Renewed Effort to Pay Bonuses to Federal Employees Who Report Wasteful Spending

Senator Rand Paul (R-KY) wants to pay bonuses to federal employees who report wasteful spending.

Senator Rand Paul (R-KY) wants to pay bonuses to federal employees who report instances of waste or fraud in the government’s day-to-day spending activities.

Paul has reintroduced the Bonuses for Cost Cutters Act (S. 2618). The bill was previously introduced in 2015 and 2017. It would expand bonuses that can be paid to federal employees for reporting unnecessary government spending.

Under current federal law, an agency’s Inspector General is allowed to pay bonuses of up to $10,000 when federal employees report waste, fraud, or mismanagement of funds. Paul’s bill would expand these categories to include identifying surplus or unneeded funds.
The legislation would also ensure 90% of the savings are automatically directed toward deficit reduction, with agencies free to apply any remainder toward other agency priorities, subject to current law.

“Successfully tackling our debt crisis requires vigilance at all levels of government, from lawmakers in Congress to the employees on the front lines that carry out the day-to-day spending. The pressure in Washington to spend all you can before the end of the fiscal year so you can get even more in the future is enormous. Bonuses for Cost-Cutters pushes back against this status quo, providing additional incentive to save taxpayer resources,” said Paul.

Paul has been an advocate of cutting unnecessary government spending, particularly when it’s centered around the end of the fiscal year. The last time the bill was introduced, it was done so around a hearing that Paul held in Washington to address what he said was “wasteful spending at the end of the fiscal year” in which he cited examples such as the military hovering aircraft just to burn off excess fuel or soldiers spending unnecessary time at the shooting range just to use up ammunition.

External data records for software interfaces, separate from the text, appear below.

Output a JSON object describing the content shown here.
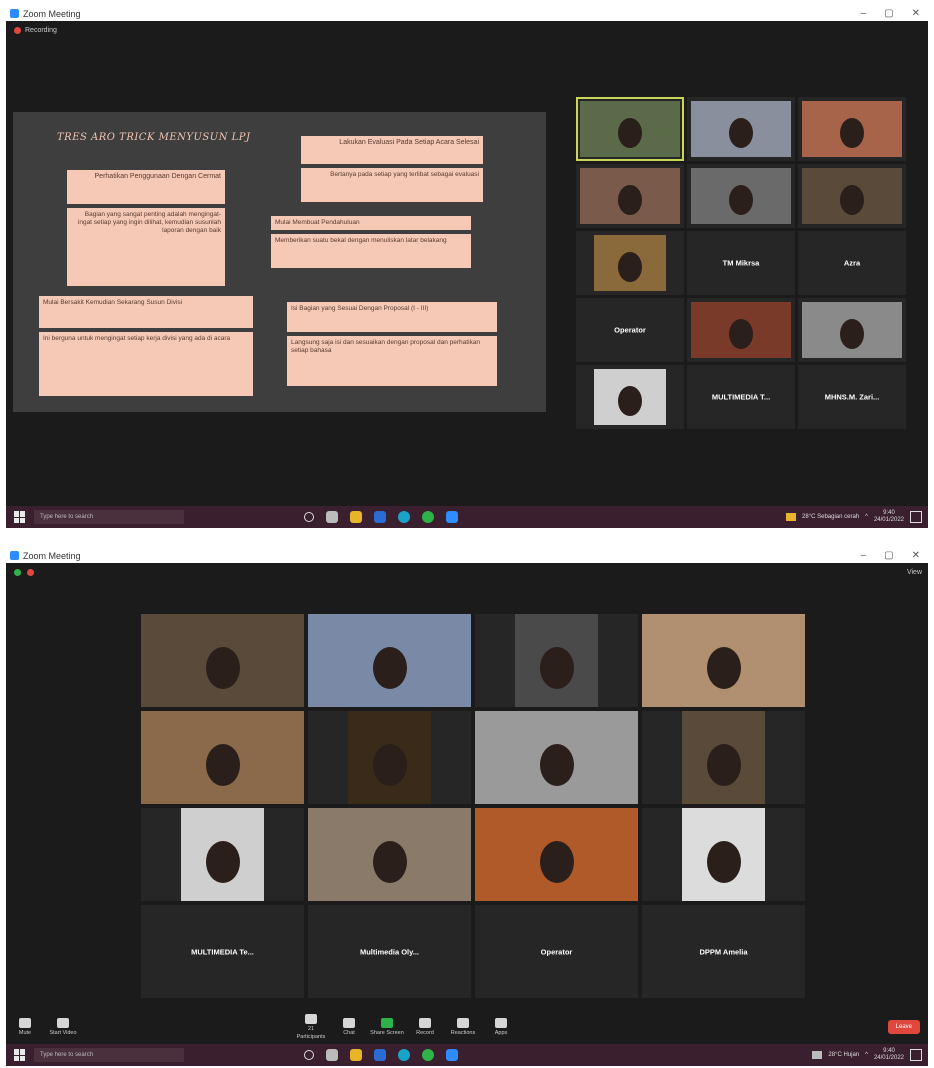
{
  "shot1": {
    "window_title": "Zoom Meeting",
    "recording_label": "Recording",
    "slide": {
      "title": "TRES ARO TRICK MENYUSUN LPJ",
      "boxes": [
        {
          "head": "Perhatikan Penggunaan Dengan Cermat",
          "body": "Bagian yang sangat penting adalah mengingat-ingat setiap yang ingin dilihat, kemudian susunlah laporan dengan baik"
        },
        {
          "head": "Mulai Membuat Pendahuluan",
          "body": "Memberikan suatu bekal dengan menuliskan latar belakang"
        },
        {
          "head": "Lakukan Evaluasi Pada Setiap Acara Selesai",
          "body": "Bertanya pada setiap yang terlibat sebagai evaluasi"
        },
        {
          "head": "Mulai Bersakit Kemudian Sekarang Susun Divisi",
          "body": "Ini berguna untuk mengingat setiap kerja divisi yang ada di acara"
        },
        {
          "head": "Isi Bagian yang Sesuai Dengan Proposal (I - III)",
          "body": "Langsung saja isi dan sesuaikan dengan proposal dan perhatikan setiap bahasa"
        }
      ]
    },
    "participants": [
      {
        "name": ""
      },
      {
        "name": ""
      },
      {
        "name": ""
      },
      {
        "name": ""
      },
      {
        "name": ""
      },
      {
        "name": ""
      },
      {
        "name": ""
      },
      {
        "name": "TM Mikrsa"
      },
      {
        "name": "Azra"
      },
      {
        "name": "Operator"
      },
      {
        "name": ""
      },
      {
        "name": ""
      },
      {
        "name": ""
      },
      {
        "name": "MULTIMEDIA T..."
      },
      {
        "name": "MHNS.M. Zari..."
      }
    ],
    "taskbar": {
      "search_placeholder": "Type here to search",
      "weather": "28°C Sebagian cerah",
      "time": "9:40",
      "date": "24/01/2022"
    }
  },
  "shot2": {
    "window_title": "Zoom Meeting",
    "view_label": "View",
    "tile_names": [
      "MULTIMEDIA Te...",
      "Multimedia Oly...",
      "Operator",
      "DPPM Amelia"
    ],
    "controls": [
      {
        "label": "Mute"
      },
      {
        "label": "Start Video"
      },
      {
        "label": "Participants",
        "count": "21"
      },
      {
        "label": "Chat"
      },
      {
        "label": "Share Screen"
      },
      {
        "label": "Record"
      },
      {
        "label": "Reactions"
      },
      {
        "label": "Apps"
      }
    ],
    "end_label": "Leave",
    "taskbar": {
      "search_placeholder": "Type here to search",
      "weather": "28°C Hujan",
      "time": "9:40",
      "date": "24/01/2022"
    }
  },
  "colors": {
    "zoom_bg": "#1b1b1b",
    "slide_bg": "#3e3e3e",
    "slide_box": "#f6c9b6",
    "active_speaker": "#c9d65a",
    "taskbar": "#3a1f2e",
    "leave": "#e0483e"
  }
}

The Congressional Budget Office has previously weighed in on Paul’s bill and said that there would be no significant additional costs involved to implement the bill, however, the agency added that it didn’t think the bill would do much to help reduce wasteful spending.

About the Author

Ian Smith is one of the co-founders of He has over 20 years of combined experience in media and government services, having worked at two government contracting firms and an online news and web development company prior to his current role at FedSmith.